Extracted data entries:
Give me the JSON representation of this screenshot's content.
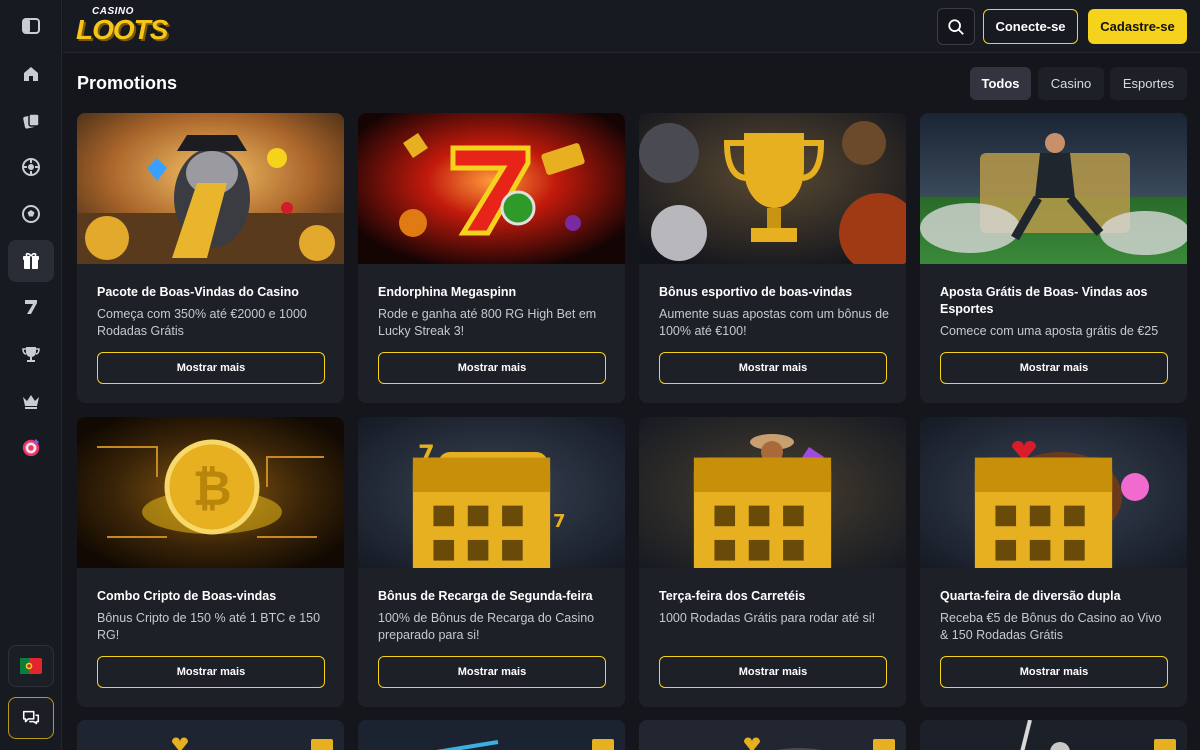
{
  "brand": {
    "top": "CASINO",
    "main": "LOOTS"
  },
  "header": {
    "login_label": "Conecte-se",
    "signup_label": "Cadastre-se"
  },
  "page": {
    "title": "Promotions"
  },
  "filters": [
    "Todos",
    "Casino",
    "Esportes"
  ],
  "locale": {
    "flag": "PT"
  },
  "colors": {
    "accent": "#f5d21c",
    "bg": "#14161c",
    "card": "#1e2028"
  },
  "promotions": [
    {
      "title": "Pacote de Boas-Vindas do Casino",
      "desc": "Começa com 350% até €2000 e 1000 Rodadas Grátis",
      "button": "Mostrar mais"
    },
    {
      "title": "Endorphina Megaspinn",
      "desc": "Rode e ganha até 800 RG High Bet em Lucky Streak 3!",
      "button": "Mostrar mais"
    },
    {
      "title": "Bônus esportivo de boas-vindas",
      "desc": "Aumente suas apostas com um bônus de 100% até €100!",
      "button": "Mostrar mais"
    },
    {
      "title": "Aposta Grátis de Boas- Vindas aos Esportes",
      "desc": "Comece com uma aposta grátis de €25",
      "button": "Mostrar mais"
    },
    {
      "title": "Combo Cripto de Boas-vindas",
      "desc": "Bônus Cripto de 150 % até 1 BTC e 150 RG!",
      "button": "Mostrar mais"
    },
    {
      "title": "Bônus de Recarga de Segunda-feira",
      "desc": "100% de Bônus de Recarga do Casino preparado para si!",
      "button": "Mostrar mais"
    },
    {
      "title": "Terça-feira dos Carretéis",
      "desc": "1000 Rodadas Grátis para rodar até si!",
      "button": "Mostrar mais"
    },
    {
      "title": "Quarta-feira de diversão dupla",
      "desc": "Receba €5 de Bônus do Casino ao Vivo & 150 Rodadas Grátis",
      "button": "Mostrar mais"
    }
  ]
}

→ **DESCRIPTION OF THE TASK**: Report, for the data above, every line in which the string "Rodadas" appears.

→ **TASK SOLUTION**:
      "desc": "Começa com 350% até €2000 e 1000 Rodadas Grátis",
      "desc": "1000 Rodadas Grátis para rodar até si!",
      "desc": "Receba €5 de Bônus do Casino ao Vivo & 150 Rodadas Grátis",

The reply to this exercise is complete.